Health Systems Take on Role as Anchor Institutions, Enhance Community Development

As healthcare professionals continue to recognize the impact of social determinants on a person’s health, health systems have welcomed their role as anchor institutions, working to improve the physical, social, and economic environments in their regions.

Anchor institutions are enterprises, such as universities and hospitals, that are rooted in their local communities by mission, invested capital, or relationships to customers, employees, and vendors.

During a webcast, hosted by the Network for Excellence in Health Innovation, panelists highlighted how their health systems have acted as anchor institutions and embraced community development—through strategic partnerships—in order to address challenges facing their populations.

The panelists began by underscoring the importance of these social determinants and the impact they have on people as a whole. “We spend about $3.5 trillion per year on medical care, and what’s worth remembering is that 85% of that is spent on chronic disease,” explained Douglas Jutte, MD, MPH, executive director, Build Healthy Places Network. “Most chronic disease is avoidable, and most avoidable chronic disease is occurring among low-income people in low-income places.”

Providing an example, Jutte presented a Los Angeles county heat map and demonstrated that there was a direct correlation between the cities with the most economic hardship and the cities with the highest rates of childhood obesity.

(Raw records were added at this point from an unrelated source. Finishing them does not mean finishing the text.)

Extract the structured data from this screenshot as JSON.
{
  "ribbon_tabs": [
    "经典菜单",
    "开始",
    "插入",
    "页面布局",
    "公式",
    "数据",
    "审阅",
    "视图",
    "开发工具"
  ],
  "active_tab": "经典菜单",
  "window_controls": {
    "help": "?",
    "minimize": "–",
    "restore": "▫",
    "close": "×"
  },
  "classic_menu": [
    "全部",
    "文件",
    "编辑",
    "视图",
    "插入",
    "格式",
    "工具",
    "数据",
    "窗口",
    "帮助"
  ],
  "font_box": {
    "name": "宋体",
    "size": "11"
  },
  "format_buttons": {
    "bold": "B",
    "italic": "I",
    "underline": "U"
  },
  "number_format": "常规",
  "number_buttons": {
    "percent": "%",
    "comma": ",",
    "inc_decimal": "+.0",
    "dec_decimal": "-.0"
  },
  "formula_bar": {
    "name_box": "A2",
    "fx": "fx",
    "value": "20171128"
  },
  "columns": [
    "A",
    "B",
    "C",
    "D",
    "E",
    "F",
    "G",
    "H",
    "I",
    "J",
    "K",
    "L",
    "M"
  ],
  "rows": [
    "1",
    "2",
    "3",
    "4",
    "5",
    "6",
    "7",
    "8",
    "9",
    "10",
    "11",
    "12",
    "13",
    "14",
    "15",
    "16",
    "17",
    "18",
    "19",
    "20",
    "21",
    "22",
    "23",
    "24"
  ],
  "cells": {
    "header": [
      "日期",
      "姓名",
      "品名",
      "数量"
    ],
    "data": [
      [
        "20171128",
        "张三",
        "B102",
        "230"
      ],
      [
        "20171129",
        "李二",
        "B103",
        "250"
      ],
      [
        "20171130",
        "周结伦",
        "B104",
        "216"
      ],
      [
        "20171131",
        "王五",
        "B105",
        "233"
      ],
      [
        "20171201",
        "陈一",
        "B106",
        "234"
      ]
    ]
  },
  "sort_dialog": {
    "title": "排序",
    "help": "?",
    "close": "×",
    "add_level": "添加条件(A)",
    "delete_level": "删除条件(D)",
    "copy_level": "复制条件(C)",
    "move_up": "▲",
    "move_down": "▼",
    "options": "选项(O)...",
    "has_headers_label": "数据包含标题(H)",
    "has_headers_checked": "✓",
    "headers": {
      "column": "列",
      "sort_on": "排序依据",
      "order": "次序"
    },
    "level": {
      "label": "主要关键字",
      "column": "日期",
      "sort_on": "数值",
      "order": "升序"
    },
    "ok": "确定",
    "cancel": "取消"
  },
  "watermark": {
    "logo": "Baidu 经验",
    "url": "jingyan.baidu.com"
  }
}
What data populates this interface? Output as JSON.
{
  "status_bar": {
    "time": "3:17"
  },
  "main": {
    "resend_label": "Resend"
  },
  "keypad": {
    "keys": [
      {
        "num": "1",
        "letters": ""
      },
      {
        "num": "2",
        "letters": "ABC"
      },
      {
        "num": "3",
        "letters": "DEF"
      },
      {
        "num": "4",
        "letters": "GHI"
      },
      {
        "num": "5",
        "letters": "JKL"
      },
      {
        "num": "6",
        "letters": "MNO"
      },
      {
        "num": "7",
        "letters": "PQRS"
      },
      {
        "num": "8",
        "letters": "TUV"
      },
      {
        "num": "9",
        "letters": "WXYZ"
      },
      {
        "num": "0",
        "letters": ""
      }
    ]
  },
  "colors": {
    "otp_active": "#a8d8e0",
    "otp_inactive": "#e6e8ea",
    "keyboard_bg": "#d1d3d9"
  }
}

“We know health is more than healthcare,” added John Vu, vice president of strategy, Community Health, Kaiser Permanente. He noted that just 10% of premature deaths are attributable to healthcare and broke down the impact of different social determinants:

  • Social and economic factors (40%): education, employment, income, community safety
  • Social behaviors (30%): tobacco use, diet, and exercise
  • Clinical care (20%): access to care and the quality of care
  • Physical environment (10%): air and water quality, housing, and transit

“So how does a healthcare organization embrace all of these other factors of health?” he asked. “We can’t just be providing the next heart surgery, the next mammogram, the next pill, and the next devices. We have to do all those things and also think about how we address all these other things.”

For Kaiser Permanente, this meant looking at all of their assets and how they could use those assets to improve conditions for health, requiring them to rethink the way they do business in order to address these factors. This meant providing good jobs, purchasing locally and diversely, building for impact, and engaging in policy.

He gave the examples of partnering with Los Angeles economic and workforce development organizations to get local neighborhood residents hired into open job positions, partnering with the Billion Dollar Roundtable—a coalition of organizations who spend at least $2 billion annually with minority- and woman-owned suppliers—and partnering with the Initiative for a Competitive Inner City to provide technical expertise for small and local businesses to grow their capacity.

Megan Sandel, MD, MPH, associate director, GROW clinic, Boston Medical Center; principal investigator, Children’s HealthWatch; associate professor of pediatrics and public health, Boston University Schools of Medicine and Public Health, walked through how Boston Medical Center looked within the city to identify areas would have the most impact.

Identifying 2 cities with the highest inequities and healthcare utilization, they pinpointed housing as the most pressing need in the communities. From there, the medical center developed various partnerships, through which they funded housing development initiatives.

Results of these partnerships include: $1 million for mini-grants and financial assistance for individuals and families to avoid eviction, funding permanent supportive housing for individuals with mental health and disability issues, and providing funding for upgrades and services to enable elderly and disabled residents to continue to live independently.